Your assignment. How many lines in the records below contain the word "heading"? Give only the number.

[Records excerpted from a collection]
□ □ □ □

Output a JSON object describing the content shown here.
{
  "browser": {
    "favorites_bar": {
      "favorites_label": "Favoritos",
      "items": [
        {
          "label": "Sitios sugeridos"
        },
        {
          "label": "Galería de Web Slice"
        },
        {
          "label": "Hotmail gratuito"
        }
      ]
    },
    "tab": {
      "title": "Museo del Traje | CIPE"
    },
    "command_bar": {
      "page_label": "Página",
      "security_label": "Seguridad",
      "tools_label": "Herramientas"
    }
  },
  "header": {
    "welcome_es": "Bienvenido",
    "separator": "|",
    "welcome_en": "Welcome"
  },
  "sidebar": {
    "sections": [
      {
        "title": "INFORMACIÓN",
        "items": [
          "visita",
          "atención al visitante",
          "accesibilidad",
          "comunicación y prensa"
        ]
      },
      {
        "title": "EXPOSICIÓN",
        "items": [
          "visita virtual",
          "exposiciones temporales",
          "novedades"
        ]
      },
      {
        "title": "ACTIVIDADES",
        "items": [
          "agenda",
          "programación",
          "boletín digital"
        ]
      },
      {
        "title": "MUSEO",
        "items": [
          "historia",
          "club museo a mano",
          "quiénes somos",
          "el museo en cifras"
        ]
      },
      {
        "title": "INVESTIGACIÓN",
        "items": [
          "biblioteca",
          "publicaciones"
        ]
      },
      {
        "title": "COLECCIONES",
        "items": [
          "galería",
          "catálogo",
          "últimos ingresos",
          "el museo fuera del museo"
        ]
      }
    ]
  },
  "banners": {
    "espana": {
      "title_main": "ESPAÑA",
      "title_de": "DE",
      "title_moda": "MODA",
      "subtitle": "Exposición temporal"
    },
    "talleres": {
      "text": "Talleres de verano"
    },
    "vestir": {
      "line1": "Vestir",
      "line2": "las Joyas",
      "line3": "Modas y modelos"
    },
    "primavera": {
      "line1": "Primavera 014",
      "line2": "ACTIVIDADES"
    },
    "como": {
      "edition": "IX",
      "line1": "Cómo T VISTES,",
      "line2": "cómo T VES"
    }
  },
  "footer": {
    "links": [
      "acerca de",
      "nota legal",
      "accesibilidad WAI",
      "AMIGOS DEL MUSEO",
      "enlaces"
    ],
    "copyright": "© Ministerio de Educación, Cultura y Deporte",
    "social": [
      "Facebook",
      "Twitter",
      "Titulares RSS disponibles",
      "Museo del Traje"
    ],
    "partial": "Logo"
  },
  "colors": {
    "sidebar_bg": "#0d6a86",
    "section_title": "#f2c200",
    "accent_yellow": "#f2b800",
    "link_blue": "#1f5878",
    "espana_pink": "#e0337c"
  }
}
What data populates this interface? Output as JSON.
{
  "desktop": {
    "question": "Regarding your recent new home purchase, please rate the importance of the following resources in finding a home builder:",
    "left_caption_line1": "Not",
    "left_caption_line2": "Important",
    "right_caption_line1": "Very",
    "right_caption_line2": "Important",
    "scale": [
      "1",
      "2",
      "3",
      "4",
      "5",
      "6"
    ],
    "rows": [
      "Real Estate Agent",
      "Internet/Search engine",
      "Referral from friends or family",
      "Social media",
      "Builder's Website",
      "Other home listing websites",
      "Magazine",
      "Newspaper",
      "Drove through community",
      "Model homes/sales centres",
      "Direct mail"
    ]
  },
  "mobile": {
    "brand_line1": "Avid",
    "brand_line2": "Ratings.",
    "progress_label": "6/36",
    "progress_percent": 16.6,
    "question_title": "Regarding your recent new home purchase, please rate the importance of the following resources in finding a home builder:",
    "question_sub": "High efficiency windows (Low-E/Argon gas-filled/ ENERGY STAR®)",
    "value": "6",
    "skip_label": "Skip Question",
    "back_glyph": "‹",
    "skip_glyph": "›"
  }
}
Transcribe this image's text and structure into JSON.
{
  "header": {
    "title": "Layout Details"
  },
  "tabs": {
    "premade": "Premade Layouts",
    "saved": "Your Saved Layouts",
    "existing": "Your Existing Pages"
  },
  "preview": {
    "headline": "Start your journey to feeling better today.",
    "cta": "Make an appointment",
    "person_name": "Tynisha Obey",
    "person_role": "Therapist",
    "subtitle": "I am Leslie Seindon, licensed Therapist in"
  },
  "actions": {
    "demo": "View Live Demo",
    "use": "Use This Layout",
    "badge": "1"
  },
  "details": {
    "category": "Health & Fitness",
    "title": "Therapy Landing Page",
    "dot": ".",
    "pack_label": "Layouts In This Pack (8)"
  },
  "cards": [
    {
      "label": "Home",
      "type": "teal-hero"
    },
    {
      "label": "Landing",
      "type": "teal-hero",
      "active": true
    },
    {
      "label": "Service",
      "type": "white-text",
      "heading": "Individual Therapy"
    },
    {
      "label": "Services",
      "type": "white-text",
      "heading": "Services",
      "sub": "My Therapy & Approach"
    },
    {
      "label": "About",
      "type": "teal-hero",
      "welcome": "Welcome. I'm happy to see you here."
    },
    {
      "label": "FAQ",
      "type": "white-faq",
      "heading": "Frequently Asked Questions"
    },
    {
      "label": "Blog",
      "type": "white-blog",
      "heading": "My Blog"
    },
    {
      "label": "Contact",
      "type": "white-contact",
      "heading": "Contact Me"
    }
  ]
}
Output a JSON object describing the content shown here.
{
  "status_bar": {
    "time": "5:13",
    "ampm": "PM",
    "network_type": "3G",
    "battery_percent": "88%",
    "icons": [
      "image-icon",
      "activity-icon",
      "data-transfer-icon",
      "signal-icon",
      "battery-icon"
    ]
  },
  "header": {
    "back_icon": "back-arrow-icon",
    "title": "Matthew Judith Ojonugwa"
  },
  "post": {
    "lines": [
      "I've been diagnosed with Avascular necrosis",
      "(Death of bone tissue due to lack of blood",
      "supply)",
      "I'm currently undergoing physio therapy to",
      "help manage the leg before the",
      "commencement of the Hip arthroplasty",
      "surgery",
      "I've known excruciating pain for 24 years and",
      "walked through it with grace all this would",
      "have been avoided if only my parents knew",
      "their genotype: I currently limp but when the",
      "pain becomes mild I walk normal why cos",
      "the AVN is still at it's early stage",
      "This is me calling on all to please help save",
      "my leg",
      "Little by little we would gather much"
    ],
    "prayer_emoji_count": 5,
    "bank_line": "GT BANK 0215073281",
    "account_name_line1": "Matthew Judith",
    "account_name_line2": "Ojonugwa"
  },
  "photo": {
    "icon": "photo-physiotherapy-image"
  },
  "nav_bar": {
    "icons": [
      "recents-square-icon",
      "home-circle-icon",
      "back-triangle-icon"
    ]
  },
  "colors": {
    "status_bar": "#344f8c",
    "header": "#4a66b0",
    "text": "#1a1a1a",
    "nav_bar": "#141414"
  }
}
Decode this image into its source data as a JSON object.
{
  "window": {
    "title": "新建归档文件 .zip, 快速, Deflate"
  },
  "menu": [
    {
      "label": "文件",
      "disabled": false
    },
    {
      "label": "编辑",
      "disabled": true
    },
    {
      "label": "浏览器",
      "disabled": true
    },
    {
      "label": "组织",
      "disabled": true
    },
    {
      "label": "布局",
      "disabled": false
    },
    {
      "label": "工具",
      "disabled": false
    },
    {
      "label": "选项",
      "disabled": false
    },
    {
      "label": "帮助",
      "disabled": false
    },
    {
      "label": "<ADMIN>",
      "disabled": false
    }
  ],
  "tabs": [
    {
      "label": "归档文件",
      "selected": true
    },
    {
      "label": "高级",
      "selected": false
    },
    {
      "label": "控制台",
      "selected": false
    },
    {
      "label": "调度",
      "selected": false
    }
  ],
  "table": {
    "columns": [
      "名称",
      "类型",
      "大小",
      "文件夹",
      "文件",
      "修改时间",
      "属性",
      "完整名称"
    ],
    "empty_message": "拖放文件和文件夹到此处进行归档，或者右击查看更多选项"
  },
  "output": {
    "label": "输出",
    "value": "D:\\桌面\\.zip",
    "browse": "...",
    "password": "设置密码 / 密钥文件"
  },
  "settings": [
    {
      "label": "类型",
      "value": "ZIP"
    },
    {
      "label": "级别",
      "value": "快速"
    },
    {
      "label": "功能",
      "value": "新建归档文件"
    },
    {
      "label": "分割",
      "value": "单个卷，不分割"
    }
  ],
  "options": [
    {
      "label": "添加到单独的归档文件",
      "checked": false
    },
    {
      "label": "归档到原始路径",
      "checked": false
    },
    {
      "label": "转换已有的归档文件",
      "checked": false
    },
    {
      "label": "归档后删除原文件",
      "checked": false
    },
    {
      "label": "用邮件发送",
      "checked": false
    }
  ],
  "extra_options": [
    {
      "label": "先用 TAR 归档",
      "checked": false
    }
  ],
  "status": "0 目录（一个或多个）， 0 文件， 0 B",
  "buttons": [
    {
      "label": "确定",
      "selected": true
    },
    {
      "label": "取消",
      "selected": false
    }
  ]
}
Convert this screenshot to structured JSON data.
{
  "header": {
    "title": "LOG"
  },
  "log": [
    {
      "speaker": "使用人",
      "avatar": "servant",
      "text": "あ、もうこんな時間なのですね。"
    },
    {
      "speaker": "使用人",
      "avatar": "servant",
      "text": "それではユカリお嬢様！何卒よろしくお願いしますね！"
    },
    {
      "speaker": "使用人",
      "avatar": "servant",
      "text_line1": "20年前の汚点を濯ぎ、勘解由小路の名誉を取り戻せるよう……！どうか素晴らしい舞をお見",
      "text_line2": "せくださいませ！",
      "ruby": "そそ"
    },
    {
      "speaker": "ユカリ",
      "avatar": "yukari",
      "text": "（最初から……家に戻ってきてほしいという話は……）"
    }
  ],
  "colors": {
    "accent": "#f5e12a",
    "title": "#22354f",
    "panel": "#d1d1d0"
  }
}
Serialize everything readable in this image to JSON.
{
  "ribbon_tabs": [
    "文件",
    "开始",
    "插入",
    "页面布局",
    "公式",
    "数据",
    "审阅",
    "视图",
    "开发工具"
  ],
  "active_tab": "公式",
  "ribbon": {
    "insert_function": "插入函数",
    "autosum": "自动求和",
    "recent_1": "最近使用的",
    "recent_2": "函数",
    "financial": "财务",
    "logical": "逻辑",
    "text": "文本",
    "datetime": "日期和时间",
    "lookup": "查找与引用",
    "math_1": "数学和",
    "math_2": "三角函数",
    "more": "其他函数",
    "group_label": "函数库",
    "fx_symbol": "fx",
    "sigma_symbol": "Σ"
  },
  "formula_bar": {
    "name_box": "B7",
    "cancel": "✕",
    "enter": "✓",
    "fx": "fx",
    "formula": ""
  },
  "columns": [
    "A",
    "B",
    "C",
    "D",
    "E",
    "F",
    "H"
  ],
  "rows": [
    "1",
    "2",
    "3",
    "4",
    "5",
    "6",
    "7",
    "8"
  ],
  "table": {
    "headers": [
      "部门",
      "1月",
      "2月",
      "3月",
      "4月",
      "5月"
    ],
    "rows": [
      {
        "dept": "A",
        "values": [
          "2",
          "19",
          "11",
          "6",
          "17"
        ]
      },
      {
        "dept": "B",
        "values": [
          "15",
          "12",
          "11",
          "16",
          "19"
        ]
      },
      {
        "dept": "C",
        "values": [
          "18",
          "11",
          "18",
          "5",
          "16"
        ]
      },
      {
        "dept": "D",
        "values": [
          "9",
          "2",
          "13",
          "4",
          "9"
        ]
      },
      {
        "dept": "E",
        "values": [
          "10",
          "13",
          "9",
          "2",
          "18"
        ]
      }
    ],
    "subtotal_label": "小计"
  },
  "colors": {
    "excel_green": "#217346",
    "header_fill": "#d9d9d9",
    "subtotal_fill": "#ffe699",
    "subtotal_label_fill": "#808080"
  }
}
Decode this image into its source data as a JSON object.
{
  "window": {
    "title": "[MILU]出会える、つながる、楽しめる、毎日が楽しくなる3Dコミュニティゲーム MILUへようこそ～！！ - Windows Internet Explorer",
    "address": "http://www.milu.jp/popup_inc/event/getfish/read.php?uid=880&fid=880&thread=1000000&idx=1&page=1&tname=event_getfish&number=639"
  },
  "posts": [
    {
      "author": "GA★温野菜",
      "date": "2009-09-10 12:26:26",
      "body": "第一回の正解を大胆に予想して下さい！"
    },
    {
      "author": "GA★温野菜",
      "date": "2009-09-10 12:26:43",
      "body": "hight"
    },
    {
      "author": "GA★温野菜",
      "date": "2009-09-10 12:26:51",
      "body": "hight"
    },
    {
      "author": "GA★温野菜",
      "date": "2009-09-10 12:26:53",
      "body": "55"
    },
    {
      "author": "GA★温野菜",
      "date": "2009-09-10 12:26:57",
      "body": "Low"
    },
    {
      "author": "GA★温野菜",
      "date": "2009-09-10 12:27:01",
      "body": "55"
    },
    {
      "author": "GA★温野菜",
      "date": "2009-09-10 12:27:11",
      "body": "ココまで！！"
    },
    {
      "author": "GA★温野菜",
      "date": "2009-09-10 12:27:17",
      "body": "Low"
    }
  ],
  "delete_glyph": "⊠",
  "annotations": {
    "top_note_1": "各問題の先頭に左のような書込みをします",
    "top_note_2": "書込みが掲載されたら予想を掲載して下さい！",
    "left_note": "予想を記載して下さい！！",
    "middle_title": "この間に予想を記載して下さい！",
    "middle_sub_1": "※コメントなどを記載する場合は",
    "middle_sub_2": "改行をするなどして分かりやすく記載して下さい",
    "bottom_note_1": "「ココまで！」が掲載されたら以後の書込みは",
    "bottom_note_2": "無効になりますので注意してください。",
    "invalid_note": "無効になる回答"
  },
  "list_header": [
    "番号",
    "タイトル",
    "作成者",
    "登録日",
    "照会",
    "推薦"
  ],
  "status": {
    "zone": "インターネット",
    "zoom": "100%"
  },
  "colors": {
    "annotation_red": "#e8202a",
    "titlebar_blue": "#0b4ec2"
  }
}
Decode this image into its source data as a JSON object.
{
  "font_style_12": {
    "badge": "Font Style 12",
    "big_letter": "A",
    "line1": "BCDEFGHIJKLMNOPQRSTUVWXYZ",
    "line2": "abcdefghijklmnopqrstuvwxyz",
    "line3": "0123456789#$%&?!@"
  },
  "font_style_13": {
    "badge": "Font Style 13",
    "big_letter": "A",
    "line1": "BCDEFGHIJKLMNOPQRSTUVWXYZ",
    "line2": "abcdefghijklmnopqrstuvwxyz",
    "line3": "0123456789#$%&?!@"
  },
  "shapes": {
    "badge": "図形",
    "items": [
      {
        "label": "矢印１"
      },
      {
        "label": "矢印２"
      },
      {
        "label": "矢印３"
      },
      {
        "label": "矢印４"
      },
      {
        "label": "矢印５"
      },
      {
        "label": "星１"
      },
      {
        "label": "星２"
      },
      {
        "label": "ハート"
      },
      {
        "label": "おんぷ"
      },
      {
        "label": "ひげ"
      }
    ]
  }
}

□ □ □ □

Response area. 5